(Problem to work on)
Among the entries, how many lines hold the word "JSON"? Respond with that number only.

-- Opening Marker --

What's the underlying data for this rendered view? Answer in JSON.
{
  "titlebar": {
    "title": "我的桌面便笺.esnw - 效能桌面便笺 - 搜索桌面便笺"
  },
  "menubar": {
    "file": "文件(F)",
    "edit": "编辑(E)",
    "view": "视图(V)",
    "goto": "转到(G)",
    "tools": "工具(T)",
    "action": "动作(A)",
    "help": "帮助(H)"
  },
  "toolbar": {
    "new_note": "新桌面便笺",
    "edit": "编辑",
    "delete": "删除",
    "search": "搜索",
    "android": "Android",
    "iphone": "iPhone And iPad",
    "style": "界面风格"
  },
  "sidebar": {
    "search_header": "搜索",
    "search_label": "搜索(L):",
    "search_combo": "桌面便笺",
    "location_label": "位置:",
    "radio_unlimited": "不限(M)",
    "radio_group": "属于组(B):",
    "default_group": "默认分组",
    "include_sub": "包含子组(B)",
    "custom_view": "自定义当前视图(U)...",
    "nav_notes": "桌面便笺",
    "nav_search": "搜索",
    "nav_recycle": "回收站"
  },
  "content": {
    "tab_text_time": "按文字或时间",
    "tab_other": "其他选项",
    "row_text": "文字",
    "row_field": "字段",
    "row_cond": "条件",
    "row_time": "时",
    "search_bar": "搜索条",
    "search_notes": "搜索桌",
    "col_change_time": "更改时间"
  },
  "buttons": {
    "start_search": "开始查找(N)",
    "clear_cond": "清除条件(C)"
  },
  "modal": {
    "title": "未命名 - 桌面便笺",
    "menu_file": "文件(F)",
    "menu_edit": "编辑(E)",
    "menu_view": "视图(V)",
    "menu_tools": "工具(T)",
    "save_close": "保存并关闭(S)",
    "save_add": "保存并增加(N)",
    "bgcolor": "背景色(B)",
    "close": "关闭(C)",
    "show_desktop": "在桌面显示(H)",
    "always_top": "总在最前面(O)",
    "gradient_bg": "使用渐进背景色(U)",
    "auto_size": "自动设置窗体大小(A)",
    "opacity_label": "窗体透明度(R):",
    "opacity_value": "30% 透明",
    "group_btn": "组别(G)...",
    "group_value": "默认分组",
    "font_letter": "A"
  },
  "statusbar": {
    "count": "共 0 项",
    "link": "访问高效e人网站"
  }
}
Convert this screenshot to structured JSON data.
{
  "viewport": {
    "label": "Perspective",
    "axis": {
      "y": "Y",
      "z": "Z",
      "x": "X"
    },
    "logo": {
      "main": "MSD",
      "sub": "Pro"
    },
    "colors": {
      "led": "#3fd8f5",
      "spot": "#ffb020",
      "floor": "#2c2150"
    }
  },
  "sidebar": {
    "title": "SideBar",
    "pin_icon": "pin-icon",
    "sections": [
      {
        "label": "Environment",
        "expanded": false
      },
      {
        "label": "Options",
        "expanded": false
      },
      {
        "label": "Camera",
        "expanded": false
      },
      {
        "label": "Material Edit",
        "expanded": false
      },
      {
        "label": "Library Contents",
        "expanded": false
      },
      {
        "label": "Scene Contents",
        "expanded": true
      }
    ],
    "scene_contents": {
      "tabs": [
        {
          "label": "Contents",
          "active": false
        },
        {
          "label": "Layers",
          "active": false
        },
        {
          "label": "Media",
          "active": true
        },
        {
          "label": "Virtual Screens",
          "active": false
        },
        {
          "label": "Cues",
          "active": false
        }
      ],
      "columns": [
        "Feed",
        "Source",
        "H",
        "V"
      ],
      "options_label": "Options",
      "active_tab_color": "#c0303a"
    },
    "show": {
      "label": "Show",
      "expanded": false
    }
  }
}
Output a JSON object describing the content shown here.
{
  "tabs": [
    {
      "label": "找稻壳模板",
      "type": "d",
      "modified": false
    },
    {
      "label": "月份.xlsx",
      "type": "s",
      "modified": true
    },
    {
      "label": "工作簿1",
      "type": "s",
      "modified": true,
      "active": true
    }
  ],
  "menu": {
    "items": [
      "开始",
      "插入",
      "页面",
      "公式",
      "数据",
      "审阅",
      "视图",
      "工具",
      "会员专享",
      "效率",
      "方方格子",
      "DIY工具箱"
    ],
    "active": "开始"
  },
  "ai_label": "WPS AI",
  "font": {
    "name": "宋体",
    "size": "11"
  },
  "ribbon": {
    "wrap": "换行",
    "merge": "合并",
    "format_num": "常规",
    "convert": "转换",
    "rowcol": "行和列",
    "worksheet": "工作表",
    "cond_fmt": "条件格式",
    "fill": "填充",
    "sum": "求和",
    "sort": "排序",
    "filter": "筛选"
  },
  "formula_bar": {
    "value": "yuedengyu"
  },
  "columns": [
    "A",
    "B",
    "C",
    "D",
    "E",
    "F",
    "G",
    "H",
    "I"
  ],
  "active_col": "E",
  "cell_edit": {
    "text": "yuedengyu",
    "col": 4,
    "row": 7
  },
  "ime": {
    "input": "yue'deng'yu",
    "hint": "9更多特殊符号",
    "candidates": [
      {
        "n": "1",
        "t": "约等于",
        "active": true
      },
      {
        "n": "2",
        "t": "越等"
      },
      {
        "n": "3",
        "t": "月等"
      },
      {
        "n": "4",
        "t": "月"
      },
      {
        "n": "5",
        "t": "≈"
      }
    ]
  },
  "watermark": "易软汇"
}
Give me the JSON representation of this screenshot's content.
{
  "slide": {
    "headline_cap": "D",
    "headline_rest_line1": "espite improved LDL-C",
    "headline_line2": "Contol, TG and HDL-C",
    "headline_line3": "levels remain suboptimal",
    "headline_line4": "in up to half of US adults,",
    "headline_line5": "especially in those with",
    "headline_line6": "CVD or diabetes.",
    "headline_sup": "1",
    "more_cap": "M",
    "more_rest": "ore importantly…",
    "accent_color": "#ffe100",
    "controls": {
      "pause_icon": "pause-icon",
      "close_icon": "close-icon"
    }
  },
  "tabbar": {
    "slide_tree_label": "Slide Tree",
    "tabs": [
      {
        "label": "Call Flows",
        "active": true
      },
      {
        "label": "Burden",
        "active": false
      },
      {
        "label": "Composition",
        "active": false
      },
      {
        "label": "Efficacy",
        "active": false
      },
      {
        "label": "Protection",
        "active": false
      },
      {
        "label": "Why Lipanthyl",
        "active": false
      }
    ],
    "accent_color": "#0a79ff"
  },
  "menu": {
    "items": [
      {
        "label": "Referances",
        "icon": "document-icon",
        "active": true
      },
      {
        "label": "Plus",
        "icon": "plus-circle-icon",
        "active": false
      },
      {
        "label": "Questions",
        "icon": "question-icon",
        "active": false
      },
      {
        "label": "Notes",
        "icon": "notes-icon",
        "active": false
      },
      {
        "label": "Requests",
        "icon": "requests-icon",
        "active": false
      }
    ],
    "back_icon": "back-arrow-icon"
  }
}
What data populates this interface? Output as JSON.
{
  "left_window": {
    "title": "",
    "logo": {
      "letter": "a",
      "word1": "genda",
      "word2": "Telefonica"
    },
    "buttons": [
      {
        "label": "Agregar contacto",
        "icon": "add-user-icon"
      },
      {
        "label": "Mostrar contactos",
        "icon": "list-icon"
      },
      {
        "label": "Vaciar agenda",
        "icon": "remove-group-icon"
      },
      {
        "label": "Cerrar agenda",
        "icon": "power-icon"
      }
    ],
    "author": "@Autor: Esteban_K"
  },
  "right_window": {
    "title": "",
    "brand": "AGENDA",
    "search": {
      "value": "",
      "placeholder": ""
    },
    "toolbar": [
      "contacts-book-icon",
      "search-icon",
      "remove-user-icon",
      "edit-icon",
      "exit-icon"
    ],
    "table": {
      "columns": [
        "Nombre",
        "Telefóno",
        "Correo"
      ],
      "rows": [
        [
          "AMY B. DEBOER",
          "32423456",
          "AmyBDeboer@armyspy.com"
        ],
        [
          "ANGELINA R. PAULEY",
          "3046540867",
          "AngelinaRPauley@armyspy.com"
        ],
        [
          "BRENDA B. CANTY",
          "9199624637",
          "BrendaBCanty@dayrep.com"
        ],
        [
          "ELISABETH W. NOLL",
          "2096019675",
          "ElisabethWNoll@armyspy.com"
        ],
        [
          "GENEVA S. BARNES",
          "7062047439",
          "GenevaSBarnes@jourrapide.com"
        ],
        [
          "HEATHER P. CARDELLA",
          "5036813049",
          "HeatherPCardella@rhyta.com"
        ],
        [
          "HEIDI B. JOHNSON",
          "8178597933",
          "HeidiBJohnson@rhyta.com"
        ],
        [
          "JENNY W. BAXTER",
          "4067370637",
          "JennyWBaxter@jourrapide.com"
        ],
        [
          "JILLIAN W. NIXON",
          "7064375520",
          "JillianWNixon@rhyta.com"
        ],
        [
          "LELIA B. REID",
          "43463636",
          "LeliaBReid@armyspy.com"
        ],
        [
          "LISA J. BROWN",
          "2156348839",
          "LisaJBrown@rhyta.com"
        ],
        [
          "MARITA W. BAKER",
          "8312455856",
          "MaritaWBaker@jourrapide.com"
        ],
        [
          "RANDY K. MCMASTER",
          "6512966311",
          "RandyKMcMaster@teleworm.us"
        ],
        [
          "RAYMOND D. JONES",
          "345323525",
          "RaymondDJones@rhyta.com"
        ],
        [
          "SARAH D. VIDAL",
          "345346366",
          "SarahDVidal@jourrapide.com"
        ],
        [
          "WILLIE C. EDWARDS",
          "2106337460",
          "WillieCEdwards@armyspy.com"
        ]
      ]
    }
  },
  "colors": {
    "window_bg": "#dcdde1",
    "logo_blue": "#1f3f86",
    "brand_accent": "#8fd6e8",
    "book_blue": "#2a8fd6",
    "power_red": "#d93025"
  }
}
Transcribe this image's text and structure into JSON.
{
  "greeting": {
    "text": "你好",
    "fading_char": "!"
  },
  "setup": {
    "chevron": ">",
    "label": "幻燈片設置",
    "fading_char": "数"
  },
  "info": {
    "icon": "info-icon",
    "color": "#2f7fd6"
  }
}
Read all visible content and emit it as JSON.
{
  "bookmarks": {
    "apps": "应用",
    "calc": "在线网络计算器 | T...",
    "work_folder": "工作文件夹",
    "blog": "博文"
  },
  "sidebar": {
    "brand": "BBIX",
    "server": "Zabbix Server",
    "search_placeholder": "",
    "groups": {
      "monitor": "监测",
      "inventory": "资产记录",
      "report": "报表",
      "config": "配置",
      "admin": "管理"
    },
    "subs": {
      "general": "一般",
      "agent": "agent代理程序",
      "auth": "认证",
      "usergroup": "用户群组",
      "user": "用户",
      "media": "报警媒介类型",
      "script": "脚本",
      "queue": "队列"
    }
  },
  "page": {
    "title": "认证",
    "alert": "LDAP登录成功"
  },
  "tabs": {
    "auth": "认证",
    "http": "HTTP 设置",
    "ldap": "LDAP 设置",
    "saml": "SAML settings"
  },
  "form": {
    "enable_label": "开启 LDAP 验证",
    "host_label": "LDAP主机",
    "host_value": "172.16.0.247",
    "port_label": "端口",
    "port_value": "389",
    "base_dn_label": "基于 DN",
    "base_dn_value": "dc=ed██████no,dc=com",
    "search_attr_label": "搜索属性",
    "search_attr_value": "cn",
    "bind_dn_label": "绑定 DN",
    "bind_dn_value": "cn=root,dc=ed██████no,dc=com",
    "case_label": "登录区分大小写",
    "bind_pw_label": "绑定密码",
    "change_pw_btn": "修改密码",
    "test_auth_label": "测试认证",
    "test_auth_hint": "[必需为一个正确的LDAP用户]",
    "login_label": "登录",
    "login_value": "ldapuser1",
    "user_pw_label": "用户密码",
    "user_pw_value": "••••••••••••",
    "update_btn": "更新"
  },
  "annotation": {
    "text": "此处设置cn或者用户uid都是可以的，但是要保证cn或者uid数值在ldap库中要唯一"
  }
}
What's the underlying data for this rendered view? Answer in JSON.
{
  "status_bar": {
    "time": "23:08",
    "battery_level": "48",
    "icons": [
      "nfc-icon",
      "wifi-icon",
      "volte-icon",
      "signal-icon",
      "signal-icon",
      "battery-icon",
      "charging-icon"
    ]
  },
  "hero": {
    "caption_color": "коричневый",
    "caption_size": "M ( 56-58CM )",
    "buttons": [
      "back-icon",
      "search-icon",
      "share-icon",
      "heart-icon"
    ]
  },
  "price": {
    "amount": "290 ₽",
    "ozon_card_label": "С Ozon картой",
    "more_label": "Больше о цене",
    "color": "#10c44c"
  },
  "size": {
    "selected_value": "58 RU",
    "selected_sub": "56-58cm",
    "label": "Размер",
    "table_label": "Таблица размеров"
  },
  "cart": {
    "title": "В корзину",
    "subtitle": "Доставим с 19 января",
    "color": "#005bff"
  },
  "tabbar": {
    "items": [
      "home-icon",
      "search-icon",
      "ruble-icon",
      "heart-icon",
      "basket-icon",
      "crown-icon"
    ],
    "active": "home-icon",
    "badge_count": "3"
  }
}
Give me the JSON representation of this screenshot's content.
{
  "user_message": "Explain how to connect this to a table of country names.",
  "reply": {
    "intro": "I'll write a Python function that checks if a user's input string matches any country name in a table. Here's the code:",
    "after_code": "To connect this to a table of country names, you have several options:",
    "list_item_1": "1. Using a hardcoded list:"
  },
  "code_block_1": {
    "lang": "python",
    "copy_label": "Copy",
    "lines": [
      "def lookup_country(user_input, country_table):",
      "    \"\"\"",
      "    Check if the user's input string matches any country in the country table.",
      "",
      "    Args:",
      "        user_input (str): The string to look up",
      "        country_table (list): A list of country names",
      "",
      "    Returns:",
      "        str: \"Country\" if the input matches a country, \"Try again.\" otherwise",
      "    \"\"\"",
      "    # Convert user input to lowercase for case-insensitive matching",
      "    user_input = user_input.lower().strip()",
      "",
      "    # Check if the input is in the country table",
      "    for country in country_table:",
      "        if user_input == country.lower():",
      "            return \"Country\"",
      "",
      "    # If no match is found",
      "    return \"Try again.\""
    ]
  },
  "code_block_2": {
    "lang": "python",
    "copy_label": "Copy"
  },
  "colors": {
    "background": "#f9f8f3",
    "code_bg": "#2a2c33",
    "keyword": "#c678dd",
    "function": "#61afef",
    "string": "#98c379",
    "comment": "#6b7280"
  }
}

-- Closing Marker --

(Expected answer)
9